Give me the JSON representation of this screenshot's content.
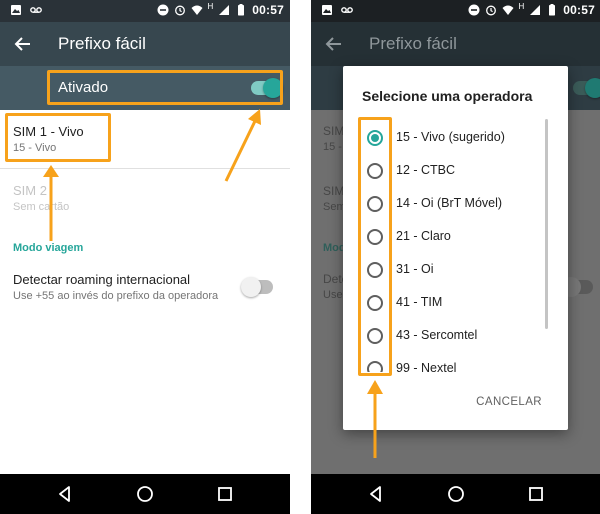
{
  "status_bar": {
    "time": "00:57",
    "network_letter": "H"
  },
  "left_screen": {
    "app_title": "Prefixo fácil",
    "master_switch": {
      "label": "Ativado",
      "state": "on"
    },
    "sim1": {
      "title": "SIM 1 - Vivo",
      "subtitle": "15 - Vivo"
    },
    "sim2": {
      "title": "SIM 2",
      "subtitle": "Sem cartão"
    },
    "category": "Modo viagem",
    "roaming": {
      "title": "Detectar roaming internacional",
      "subtitle": "Use +55 ao invés do prefixo da operadora",
      "state": "off"
    }
  },
  "right_screen": {
    "app_title": "Prefixo fácil",
    "bg_fragments": [
      "SIM",
      "15 -",
      "SIM",
      "Sem",
      "Mod",
      "Detec",
      "Use"
    ],
    "dialog": {
      "title": "Selecione uma operadora",
      "options": [
        {
          "label": "15 - Vivo (sugerido)",
          "selected": true
        },
        {
          "label": "12 - CTBC",
          "selected": false
        },
        {
          "label": "14 - Oi (BrT Móvel)",
          "selected": false
        },
        {
          "label": "21 - Claro",
          "selected": false
        },
        {
          "label": "31 - Oi",
          "selected": false
        },
        {
          "label": "41 - TIM",
          "selected": false
        },
        {
          "label": "43 - Sercomtel",
          "selected": false
        },
        {
          "label": "99 - Nextel",
          "selected": false
        }
      ],
      "cancel_label": "CANCELAR"
    }
  },
  "colors": {
    "accent": "#26a69a",
    "appbar": "#37474f",
    "switchbar": "#455a64",
    "highlight": "#f7a21b"
  },
  "icons": [
    "image-icon",
    "voicemail-icon",
    "dnd-icon",
    "alarm-icon",
    "wifi-icon",
    "signal-icon",
    "battery-icon",
    "back-arrow-icon",
    "nav-back-icon",
    "nav-home-icon",
    "nav-recents-icon"
  ]
}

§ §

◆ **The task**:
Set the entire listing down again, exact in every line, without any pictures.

◆ **Solution to the exercise**:
Give me the JSON representation of this screenshot's content.
{
  "status_bar": {
    "time": "00:57",
    "network_letter": "H"
  },
  "left_screen": {
    "app_title": "Prefixo fácil",
    "master_switch": {
      "label": "Ativado",
      "state": "on"
    },
    "sim1": {
      "title": "SIM 1 - Vivo",
      "subtitle": "15 - Vivo"
    },
    "sim2": {
      "title": "SIM 2",
      "subtitle": "Sem cartão"
    },
    "category": "Modo viagem",
    "roaming": {
      "title": "Detectar roaming internacional",
      "subtitle": "Use +55 ao invés do prefixo da operadora",
      "state": "off"
    }
  },
  "right_screen": {
    "app_title": "Prefixo fácil",
    "bg_fragments": [
      "SIM",
      "15 -",
      "SIM",
      "Sem",
      "Mod",
      "Detec",
      "Use"
    ],
    "dialog": {
      "title": "Selecione uma operadora",
      "options": [
        {
          "label": "15 - Vivo (sugerido)",
          "selected": true
        },
        {
          "label": "12 - CTBC",
          "selected": false
        },
        {
          "label": "14 - Oi (BrT Móvel)",
          "selected": false
        },
        {
          "label": "21 - Claro",
          "selected": false
        },
        {
          "label": "31 - Oi",
          "selected": false
        },
        {
          "label": "41 - TIM",
          "selected": false
        },
        {
          "label": "43 - Sercomtel",
          "selected": false
        },
        {
          "label": "99 - Nextel",
          "selected": false
        }
      ],
      "cancel_label": "CANCELAR"
    }
  },
  "colors": {
    "accent": "#26a69a",
    "appbar": "#37474f",
    "switchbar": "#455a64",
    "highlight": "#f7a21b"
  },
  "icons": [
    "image-icon",
    "voicemail-icon",
    "dnd-icon",
    "alarm-icon",
    "wifi-icon",
    "signal-icon",
    "battery-icon",
    "back-arrow-icon",
    "nav-back-icon",
    "nav-home-icon",
    "nav-recents-icon"
  ]
}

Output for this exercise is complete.